Since mid-February this year, violence related to drug trafficking has increased at an exponential rate in northeast Mexico. The impact of this phenomenon on daily life cannot be ignored. The dominant explanation (since there is no official communication from the local government) is that recent executions and mass murders are the result of an old alliance between the Gulf Cartel and the Zeta’s Cartel coming to an abrupt end. In spoken and written texts, the rumor of imminent attacks spreads and frightens citizens. Every aspect of daily life is saturated with the same information. From mass media to social networks on the Internet. From certain politician’s speeches to casual small talk between strangers on the streets. Talk about the weather is outdated. Public language throughout the northeast cities doesn’t mention anything besides this conflict and points to the same consequence: fear. SPAM will try to spread the word and bear witness to what is actually happening on ground zero, and will eventually attempt to create dialogue beyond borders and, more so, beyond the Internet, which has proved itself a traditional Institution on account of the very little help it offers amidst these tribulations.
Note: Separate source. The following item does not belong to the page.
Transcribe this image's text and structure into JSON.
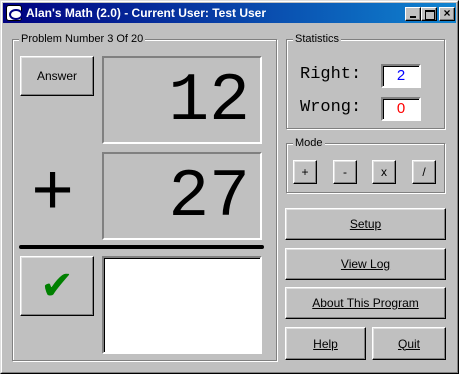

Marco Antonio Huerta is the author of three poetry collections: La semana milagrosa (Conarte, 2006), Golden Boy (Editorial Letras de Pasto Verde, 2009), and Hay un jardín (Tierra Adentro, 2009). His work has been published in several periodicals and anthologies both in Mexico and Spain. Born in Tampico, Tamaulipas, Mexico in 1978, where he currently teaches English, Literature, and Creative Writing. Bachelor of Communication, MA in Teaching. Member of Colectivo Perros de Agua, a group of writers and artists who promote reading among young people.